About our Malibu Van
The Malibu Van is the ideal travel companion for tours like these. Fast and agile on the road to cover distances. On location, it's great for exploring narrow paths and alleys. And when you're not driving, a comfortable flat that's big enough to feel at home in. We opted for the comfort 640 LE floor plan. The large overhead storage cupboard above the driver's cabin was important to us, so that we could stow jackets and bath towels. We chose an engine with 180 hp, but frankly speaking, 160 hp is also sufficient. We do not want to do without the automatic transmission and the Fiat assistance systems. In terms of media technology, we have a Pioneer sat nav installed at the factory, which does a decent job on the normal route. When it comes to the small roads, we prefer the iPad in the Fiat mount above the radio. Here we use off-road apps like MapOut, Gaia or Google Maps. Part of our profile is that we attach great importance to a minimum of self-sufficiency and for this reason want to have - and use - a really usable bathroom with shower and toilet in the vehicle. The bathroom in the Malibu Van is really ingenious, I can say it from experience, it can compete with that of a premium-class motorhome in many respects. There really is enough storage space and shelves. Not to be underestimated are the shelves under the cupboards in the sleeping area and the corner shelves in the rear. For loading, we used aluminium profiles to create a loading box that allows quick access to everything from barbecue grills to chairs to fishing rods. For the bikes, we rely on eMTBs, which do not fit on the rear door carrier due to their weight. We can recommend the carrier from Weih Tec in Aulendorf.
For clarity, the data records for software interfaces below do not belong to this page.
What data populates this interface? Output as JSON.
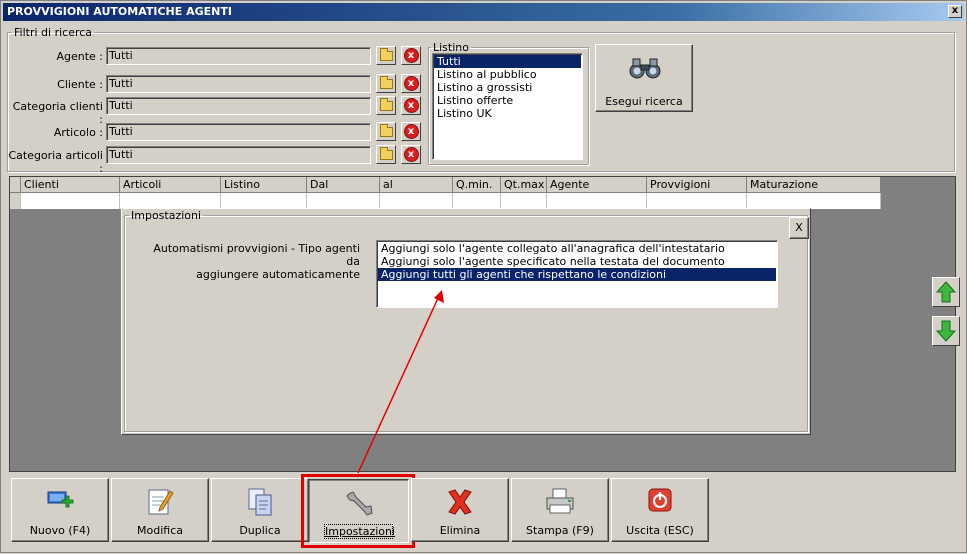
{
  "window": {
    "title": "PROVVIGIONI AUTOMATICHE AGENTI",
    "close_label": "x"
  },
  "filters": {
    "legend": "Filtri di ricerca",
    "rows": [
      {
        "label": "Agente :",
        "value": "Tutti"
      },
      {
        "label": "Cliente :",
        "value": "Tutti"
      },
      {
        "label": "Categoria clienti :",
        "value": "Tutti"
      },
      {
        "label": "Articolo :",
        "value": "Tutti"
      },
      {
        "label": "Categoria articoli :",
        "value": "Tutti"
      }
    ],
    "remove_glyph": "x"
  },
  "listino": {
    "legend": "Listino",
    "items": [
      "Tutti",
      "Listino al pubblico",
      "Listino a grossisti",
      "Listino offerte",
      "Listino UK"
    ],
    "selected_index": 0
  },
  "search": {
    "label": "Esegui ricerca",
    "icon": "binoculars-icon"
  },
  "grid": {
    "columns": [
      "Clienti",
      "Articoli",
      "Listino",
      "Dal",
      "al",
      "Q.min.",
      "Qt.max",
      "Agente",
      "Provvigioni",
      "Maturazione"
    ]
  },
  "settings": {
    "legend": "Impostazioni",
    "close_label": "X",
    "field_label_line1": "Automatismi provvigioni - Tipo agenti da",
    "field_label_line2": "aggiungere automaticamente",
    "options": [
      "Aggiungi solo l'agente collegato all'anagrafica dell'intestatario",
      "Aggiungi solo l'agente specificato nella testata del documento",
      "Aggiungi tutti gli agenti che rispettano le condizioni"
    ],
    "selected_index": 2
  },
  "nav": {
    "up_icon": "arrow-up-icon",
    "down_icon": "arrow-down-icon"
  },
  "toolbar": {
    "buttons": [
      {
        "label": "Nuovo (F4)",
        "icon": "new-record-icon"
      },
      {
        "label": "Modifica",
        "icon": "edit-document-icon"
      },
      {
        "label": "Duplica",
        "icon": "duplicate-icon"
      },
      {
        "label": "Impostazioni",
        "icon": "wrench-icon"
      },
      {
        "label": "Elimina",
        "icon": "delete-x-icon"
      },
      {
        "label": "Stampa (F9)",
        "icon": "printer-icon"
      },
      {
        "label": "Uscita (ESC)",
        "icon": "exit-icon"
      }
    ]
  },
  "colors": {
    "highlight_red": "#e00000",
    "selection": "#0a246a",
    "title_bar": "#0a246a"
  }
}
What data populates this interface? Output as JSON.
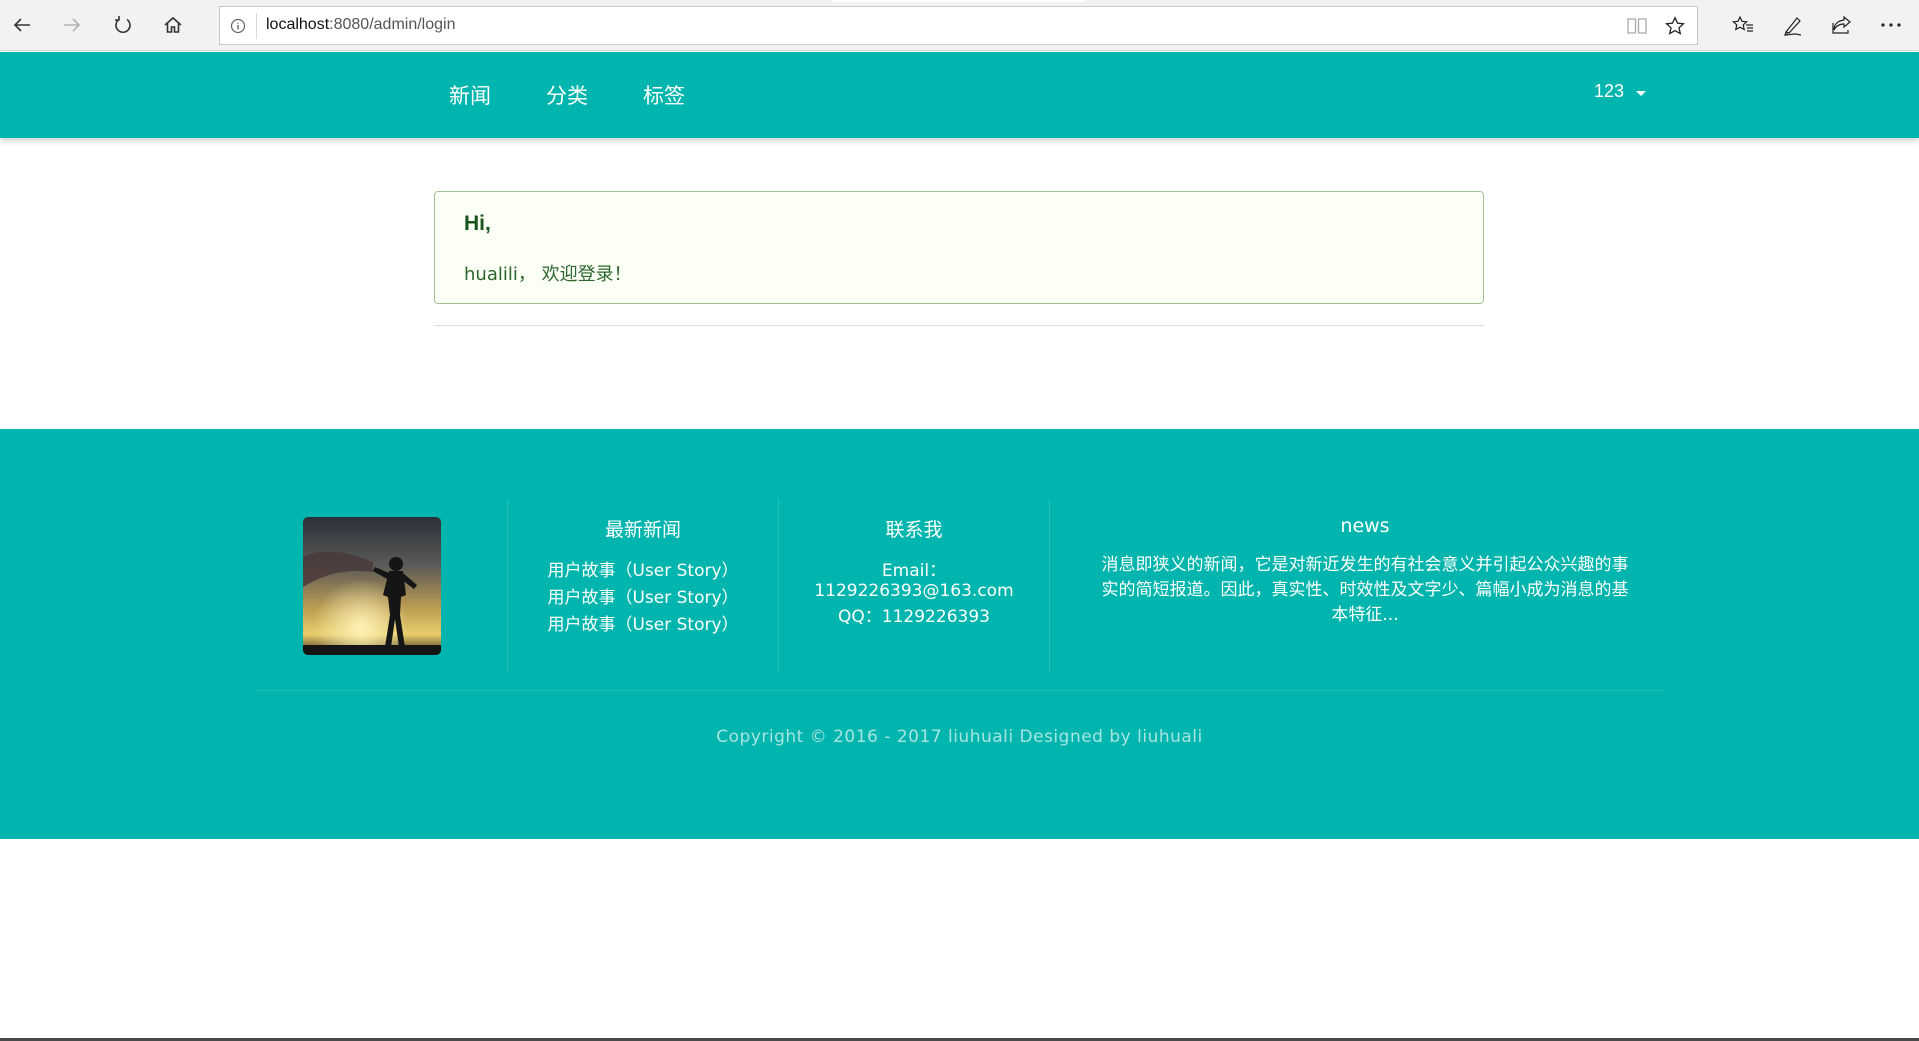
{
  "browser": {
    "url_host": "localhost",
    "url_rest": ":8080/admin/login"
  },
  "navbar": {
    "items": [
      {
        "label": "新闻"
      },
      {
        "label": "分类"
      },
      {
        "label": "标签"
      }
    ],
    "user": "123"
  },
  "message": {
    "header": "Hi,",
    "text": "hualili，  欢迎登录！"
  },
  "footer": {
    "latest": {
      "title": "最新新闻",
      "items": [
        "用户故事（User Story）",
        "用户故事（User Story）",
        "用户故事（User Story）"
      ]
    },
    "contact": {
      "title": "联系我",
      "email_label": "Email：",
      "email": "1129226393@163.com",
      "qq": "QQ：1129226393"
    },
    "news": {
      "title": "news",
      "lines": [
        "消息即狭义的新闻，它是对新近发生的有社会意义并引起公众兴趣的事",
        "实的简短报道。因此，真实性、时效性及文字少、篇幅小成为消息的基",
        "本特征..."
      ]
    },
    "copyright": "Copyright © 2016 - 2017 liuhuali Designed by liuhuali"
  },
  "colors": {
    "primary": "#00b5ad",
    "message_bg": "#fcfff5",
    "message_border": "#a3c293"
  }
}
About us
My name is Jürgen Fleuter, I am 51 years old and have been working in sales at Carthago since 2013. Today as Sales Manager, I have been responsible for the sales of Carthago motorhomes for more than three years now. My wife Sonja (50) and I share the passion for mobile travelling and have been travelling with tents, caravans and all kinds of motorhomes for more than 25 years. We already had our first own Carthago before our professional connection - a Carthago c-tourer T 143 from the 2012 model year. We enjoy my professional opportunity to be able to deal with product innovations from Carthago/Malibu again and again, to put them through their paces. Only, even today, we always have a private motorhome packed up and standing in front of the front door so that we can go on tour with our dog Ike at any time. It serves as a kind of "getaway vehicle". Whether it's just for an overnight stay in the nearby mountains for a hiking or mountain bike tour or for a visit to friends with our own "guest room" in tow. We are ready to leave in less than half an hour and use this at least once a month for spontaneous tours. Our previous trips have taken us right across Europe. In addition to experiencing it ourselves, we like to document our tours with pictures, films and roadbooks so that we can share the fascination of motorhome holidays with other people.